Photo Gallery Friday: Mohawk Stamp Mill Ruins and Historic Schoolhouse in Gay
On our recent trip to the Upper Peninsula, we had the opportunity to do some exploring in the Keweenaw Peninsula. We stopped at the Bete Grise Beach and Mendota Lighthouse before heading to Haven Falls and then around Lac LaBelle and down the Lake Superior shoreline. We made a quick stop at Tobacco Falls and then as we entered the small town of Gay, we saw a lone smokestack sticking out above the trees next to a sign reading “Mohawk Stamp Mill 1900-1932.” This piqued our curiosity, so we stopped and did some exploring and were surprised to find ruins on par with what we found last year at Freda and Fiborn Quarry.
This mill once featured three sets of stamps and three crushing rolls, which could produce 500 tons each day. The Mohawk Mill was one of the more profitable during the Keweenaw copper boom, and it was able to pay a dividend for 15 consecutive years. It reached a maximum output of more than 20 million pounds at its peak productivity. Houses and other buildings sprang up around the mill, including a schoolhouse. The town was named for Joseph E. Gay, who was once president of the mining company.

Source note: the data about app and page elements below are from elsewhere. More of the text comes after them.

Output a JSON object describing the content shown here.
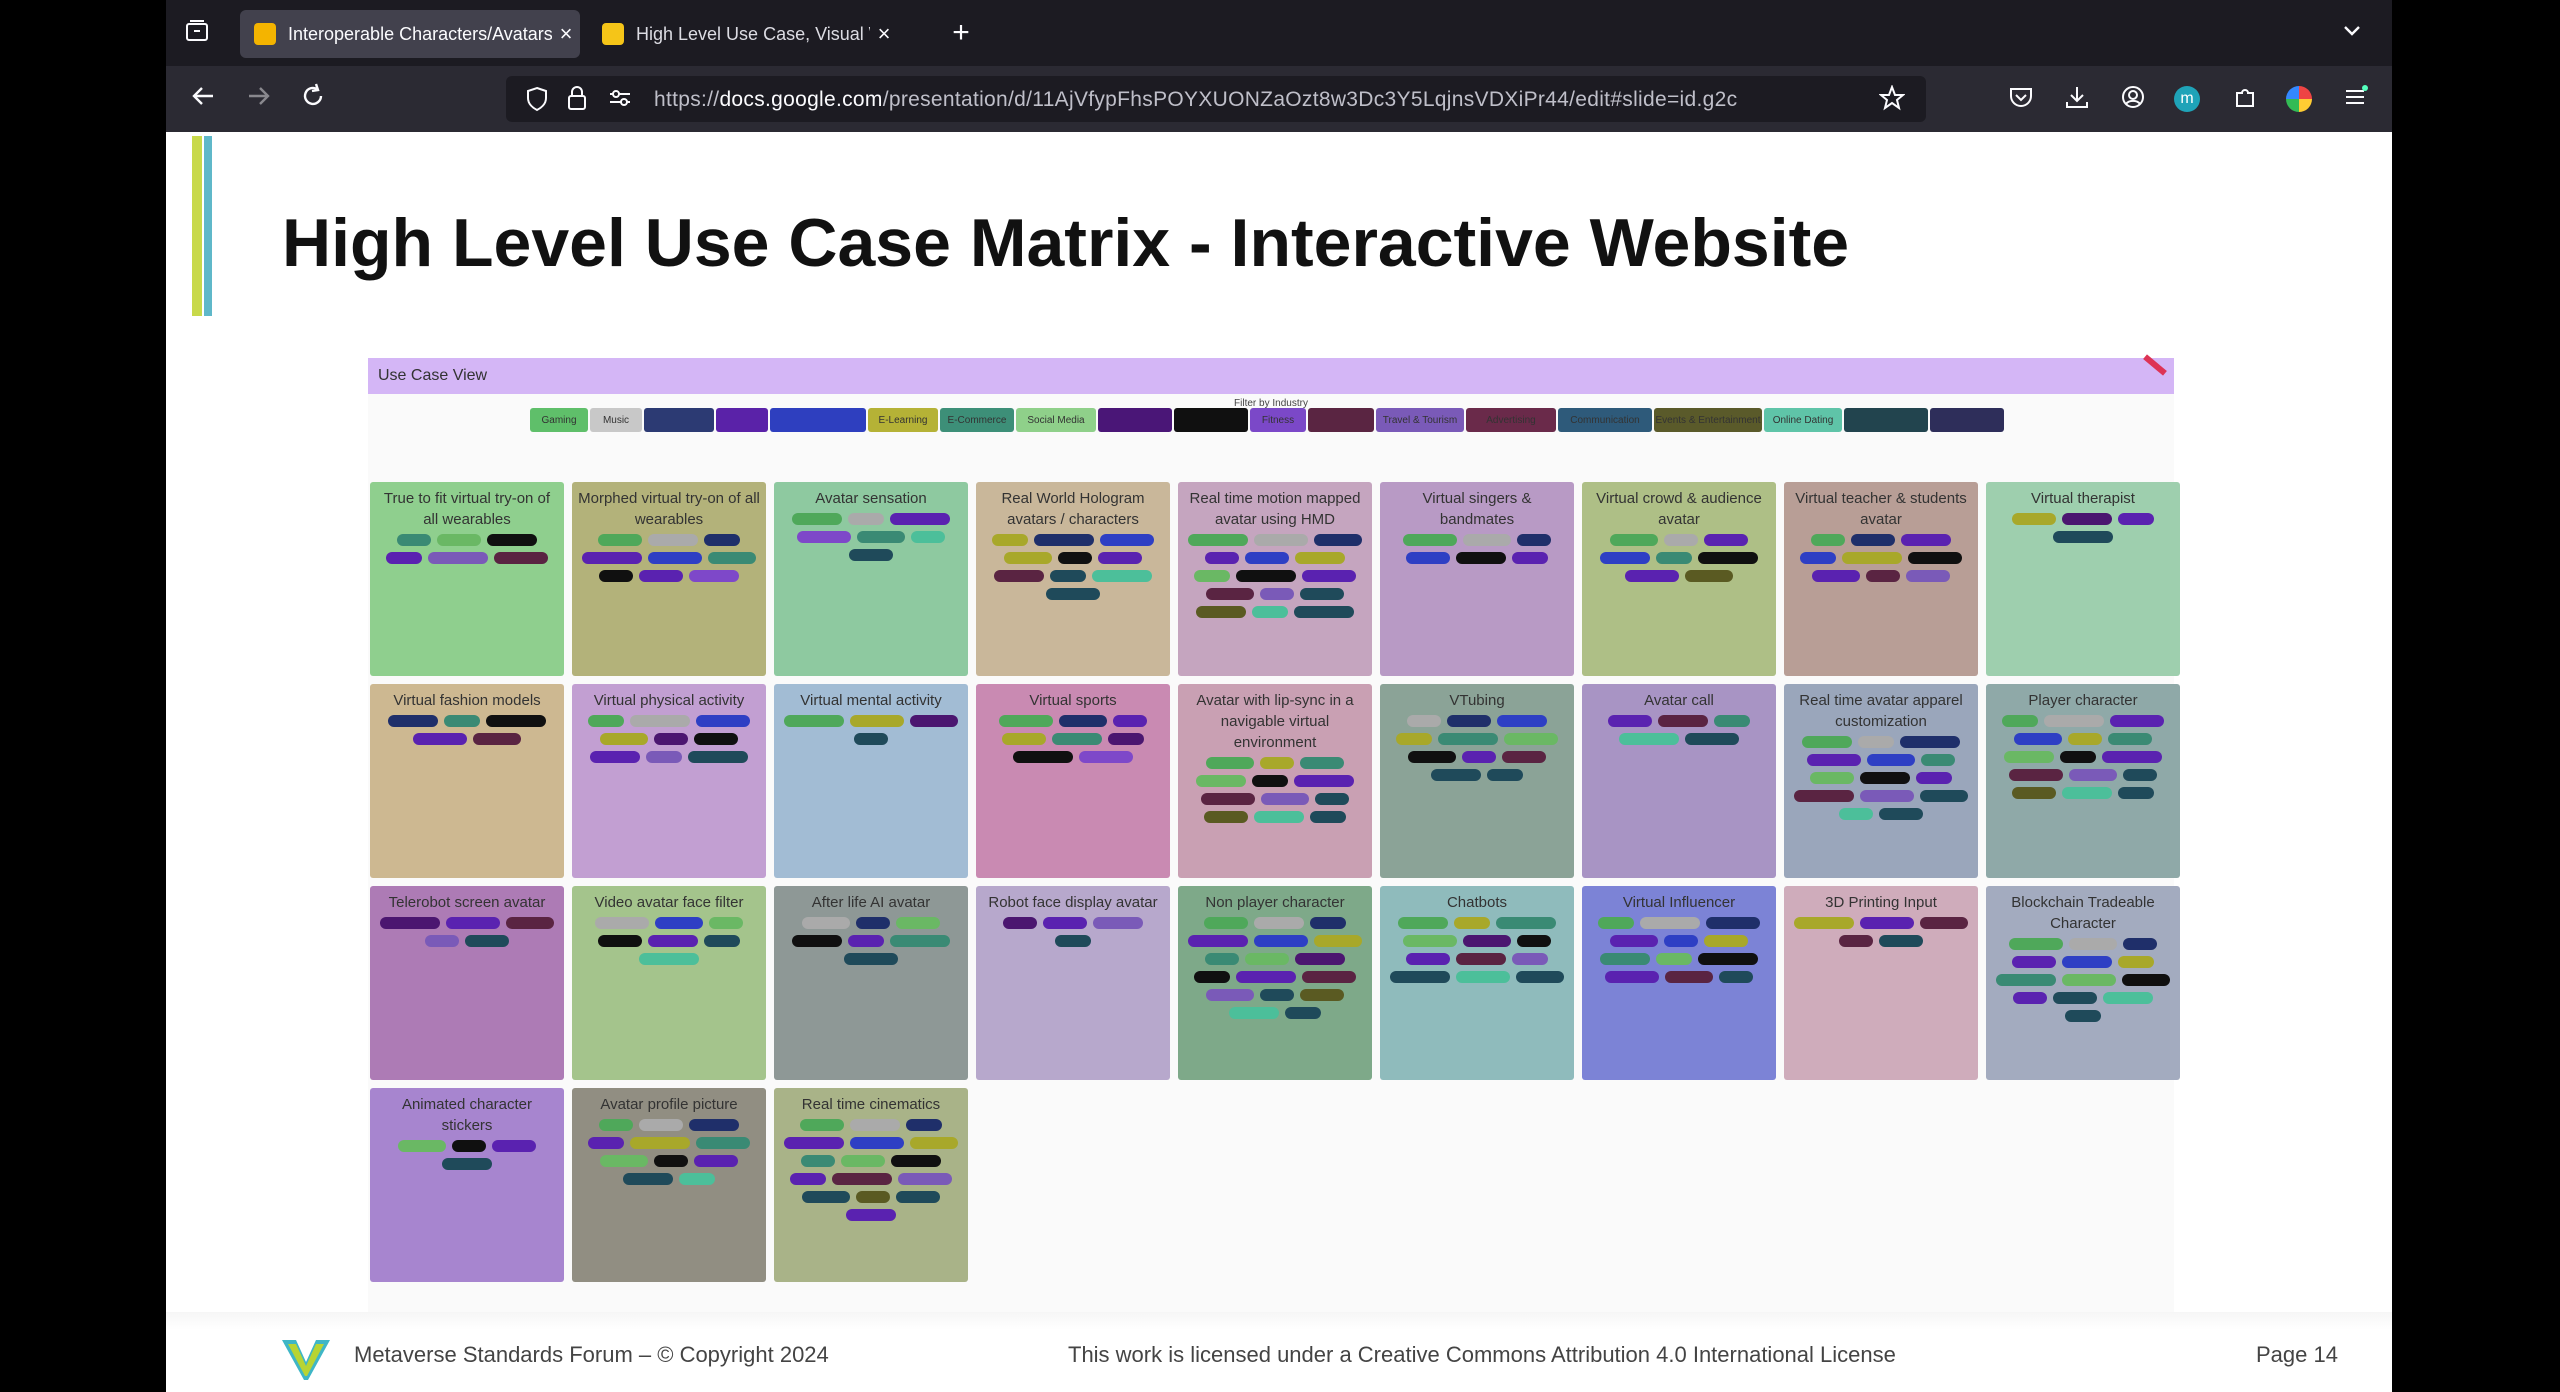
{
  "browser": {
    "tabs": [
      {
        "title": "Interoperable Characters/Avatars",
        "favicon_color": "#f4b400",
        "active": true
      },
      {
        "title": "High Level Use Case, Visual Wo",
        "favicon_color": "#f5c518",
        "active": false
      }
    ],
    "url": "https://docs.google.com/presentation/d/11AjVfypFhsPOYXUONZaOzt8w3Dc3Y5LqjnsVDXiPr44/edit#slide=id.g2c",
    "url_domain": "docs.google.com",
    "url_prefix": "https://",
    "url_suffix": "/presentation/d/11AjVfypFhsPOYXUONZaOzt8w3Dc3Y5LqjnsVDXiPr44/edit#slide=id.g2c",
    "icons": {
      "back": "back-arrow-icon",
      "forward": "forward-arrow-icon",
      "reload": "reload-icon",
      "new_tab": "plus-icon",
      "tab_list": "chevron-down-icon"
    },
    "profile_initial": "m"
  },
  "slide": {
    "title": "High Level Use Case Matrix - Interactive Website",
    "accent_colors": [
      "#c8d94a",
      "#5fb8c9"
    ],
    "footer": {
      "org": "Metaverse Standards Forum – © Copyright 2024",
      "license": "This work is licensed under a Creative Commons Attribution 4.0 International License",
      "page": "Page 14"
    }
  },
  "app": {
    "header_title": "Use Case View",
    "filter_label": "Filter by Industry",
    "filters": [
      {
        "label": "Gaming",
        "color": "#5fbf6a"
      },
      {
        "label": "Music",
        "color": "#c8c8c8"
      },
      {
        "label": "",
        "color": "#2c3a73"
      },
      {
        "label": "",
        "color": "#5a22a8"
      },
      {
        "label": "",
        "color": "#2e3fbf"
      },
      {
        "label": "E-Learning",
        "color": "#b5b236"
      },
      {
        "label": "E-Commerce",
        "color": "#3d8f78"
      },
      {
        "label": "Social Media",
        "color": "#8fd08a"
      },
      {
        "label": "",
        "color": "#4a1677"
      },
      {
        "label": "",
        "color": "#101010"
      },
      {
        "label": "Fitness",
        "color": "#7b48c8"
      },
      {
        "label": "",
        "color": "#5a2542"
      },
      {
        "label": "Travel & Tourism",
        "color": "#7a5ab8"
      },
      {
        "label": "Advertising",
        "color": "#6a2a4a"
      },
      {
        "label": "Communication",
        "color": "#2e5a7a"
      },
      {
        "label": "Events & Entertainment",
        "color": "#5a5a2a"
      },
      {
        "label": "Online Dating",
        "color": "#5fc4a8"
      },
      {
        "label": "",
        "color": "#22444e"
      },
      {
        "label": "",
        "color": "#2e2e5a"
      }
    ],
    "pill_colors": {
      "gaming": "#4fa85a",
      "music": "#aaaaaa",
      "navy": "#1f2f6a",
      "purple": "#5a22b0",
      "blue": "#2e3fc4",
      "elearning": "#a8a82a",
      "ecommerce": "#3a8a74",
      "social": "#6ab864",
      "violet": "#4b1670",
      "black": "#101010",
      "fitness": "#7e48c9",
      "plum": "#5a2442",
      "travel": "#7a5ab8",
      "teal": "#1f4a5a",
      "olive": "#5a5a22",
      "dating": "#4cbf9a"
    },
    "cards": [
      {
        "title": "True to fit virtual try-on of all wearables",
        "bg": "#8fcf8e",
        "pills": [
          "ecommerce",
          "social",
          "black",
          "purple",
          "travel",
          "plum"
        ]
      },
      {
        "title": "Morphed virtual try-on of all wearables",
        "bg": "#b3b27a",
        "pills": [
          "gaming",
          "music",
          "navy",
          "purple",
          "blue",
          "ecommerce",
          "black",
          "purple",
          "fitness"
        ]
      },
      {
        "title": "Avatar sensation",
        "bg": "#8ec9a0",
        "pills": [
          "gaming",
          "music",
          "purple",
          "fitness",
          "ecommerce",
          "dating",
          "teal"
        ]
      },
      {
        "title": "Real World Hologram avatars / characters",
        "bg": "#c9b79a",
        "pills": [
          "elearning",
          "navy",
          "blue",
          "elearning",
          "black",
          "purple",
          "plum",
          "teal",
          "dating",
          "teal"
        ]
      },
      {
        "title": "Real time motion mapped avatar using HMD",
        "bg": "#c5a5bf",
        "pills": [
          "gaming",
          "music",
          "navy",
          "purple",
          "blue",
          "elearning",
          "social",
          "black",
          "purple",
          "plum",
          "travel",
          "teal",
          "olive",
          "dating",
          "teal"
        ]
      },
      {
        "title": "Virtual singers & bandmates",
        "bg": "#b89ac5",
        "pills": [
          "gaming",
          "music",
          "navy",
          "blue",
          "black",
          "purple"
        ]
      },
      {
        "title": "Virtual crowd & audience avatar",
        "bg": "#aebf86",
        "pills": [
          "gaming",
          "music",
          "purple",
          "blue",
          "ecommerce",
          "black",
          "purple",
          "olive"
        ]
      },
      {
        "title": "Virtual teacher & students avatar",
        "bg": "#b89e96",
        "pills": [
          "gaming",
          "navy",
          "purple",
          "blue",
          "elearning",
          "black",
          "purple",
          "plum",
          "travel"
        ]
      },
      {
        "title": "Virtual therapist",
        "bg": "#9ecfae",
        "pills": [
          "elearning",
          "violet",
          "purple",
          "teal"
        ]
      },
      {
        "title": "Virtual fashion models",
        "bg": "#cdb891",
        "pills": [
          "navy",
          "ecommerce",
          "black",
          "purple",
          "plum"
        ]
      },
      {
        "title": "Virtual physical activity",
        "bg": "#c29fd2",
        "pills": [
          "gaming",
          "music",
          "blue",
          "elearning",
          "violet",
          "black",
          "purple",
          "travel",
          "teal"
        ]
      },
      {
        "title": "Virtual mental activity",
        "bg": "#a2bcd4",
        "pills": [
          "gaming",
          "elearning",
          "violet",
          "teal"
        ]
      },
      {
        "title": "Virtual sports",
        "bg": "#c98ab2",
        "pills": [
          "gaming",
          "navy",
          "purple",
          "elearning",
          "ecommerce",
          "violet",
          "black",
          "fitness"
        ]
      },
      {
        "title": "Avatar with lip-sync in a navigable virtual environment",
        "bg": "#c9a0b3",
        "pills": [
          "gaming",
          "elearning",
          "ecommerce",
          "social",
          "black",
          "purple",
          "plum",
          "travel",
          "teal",
          "olive",
          "dating",
          "teal"
        ]
      },
      {
        "title": "VTubing",
        "bg": "#8ba397",
        "pills": [
          "music",
          "navy",
          "blue",
          "elearning",
          "ecommerce",
          "social",
          "black",
          "purple",
          "plum",
          "teal",
          "teal"
        ]
      },
      {
        "title": "Avatar call",
        "bg": "#a894c4",
        "pills": [
          "purple",
          "plum",
          "ecommerce",
          "dating",
          "teal"
        ]
      },
      {
        "title": "Real time avatar apparel customization",
        "bg": "#9aa6bb",
        "pills": [
          "gaming",
          "music",
          "navy",
          "purple",
          "blue",
          "ecommerce",
          "social",
          "black",
          "purple",
          "plum",
          "travel",
          "teal",
          "dating",
          "teal"
        ]
      },
      {
        "title": "Player character",
        "bg": "#8fa9a8",
        "pills": [
          "gaming",
          "music",
          "purple",
          "blue",
          "elearning",
          "ecommerce",
          "social",
          "black",
          "purple",
          "plum",
          "travel",
          "teal",
          "olive",
          "dating",
          "teal"
        ]
      },
      {
        "title": "Telerobot screen avatar",
        "bg": "#ad7bb5",
        "pills": [
          "violet",
          "purple",
          "plum",
          "travel",
          "teal"
        ]
      },
      {
        "title": "Video avatar face filter",
        "bg": "#a4c48c",
        "pills": [
          "music",
          "blue",
          "social",
          "black",
          "purple",
          "teal",
          "dating"
        ]
      },
      {
        "title": "After life AI avatar",
        "bg": "#8e9896",
        "pills": [
          "music",
          "navy",
          "social",
          "black",
          "purple",
          "ecommerce",
          "teal"
        ]
      },
      {
        "title": "Robot face display avatar",
        "bg": "#b7a8cc",
        "pills": [
          "violet",
          "purple",
          "travel",
          "teal"
        ]
      },
      {
        "title": "Non player character",
        "bg": "#7ea989",
        "pills": [
          "gaming",
          "music",
          "navy",
          "purple",
          "blue",
          "elearning",
          "ecommerce",
          "social",
          "violet",
          "black",
          "purple",
          "plum",
          "travel",
          "teal",
          "olive",
          "dating",
          "teal"
        ]
      },
      {
        "title": "Chatbots",
        "bg": "#8fbbbc",
        "pills": [
          "gaming",
          "elearning",
          "ecommerce",
          "social",
          "violet",
          "black",
          "purple",
          "plum",
          "travel",
          "teal",
          "dating",
          "teal"
        ]
      },
      {
        "title": "Virtual Influencer",
        "bg": "#7c83d6",
        "pills": [
          "gaming",
          "music",
          "navy",
          "purple",
          "blue",
          "elearning",
          "ecommerce",
          "social",
          "black",
          "purple",
          "plum",
          "teal"
        ]
      },
      {
        "title": "3D Printing Input",
        "bg": "#cfacbb",
        "pills": [
          "elearning",
          "purple",
          "plum",
          "plum",
          "teal"
        ]
      },
      {
        "title": "Blockchain Tradeable Character",
        "bg": "#a3abbf",
        "pills": [
          "gaming",
          "music",
          "navy",
          "purple",
          "blue",
          "elearning",
          "ecommerce",
          "social",
          "black",
          "purple",
          "teal",
          "dating",
          "teal"
        ]
      },
      {
        "title": "Animated character stickers",
        "bg": "#a785cf",
        "pills": [
          "social",
          "black",
          "purple",
          "teal"
        ]
      },
      {
        "title": "Avatar profile picture",
        "bg": "#918e82",
        "pills": [
          "gaming",
          "music",
          "navy",
          "purple",
          "elearning",
          "ecommerce",
          "social",
          "black",
          "purple",
          "teal",
          "dating"
        ]
      },
      {
        "title": "Real time cinematics",
        "bg": "#a9b388",
        "pills": [
          "gaming",
          "music",
          "navy",
          "purple",
          "blue",
          "elearning",
          "ecommerce",
          "social",
          "black",
          "purple",
          "plum",
          "travel",
          "teal",
          "olive",
          "teal",
          "purple"
        ]
      }
    ]
  }
}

Today the town is just a quiet shadow of what it used to be – with the Gay Bar (seen below) being one of the top local attractions.
We hope you enjoy our collection of photos from our brief stop, and we encourage all Keweenaw visitors to get out and soak up the history of the mining industry while using caution not to disturb historic sites or risk injury.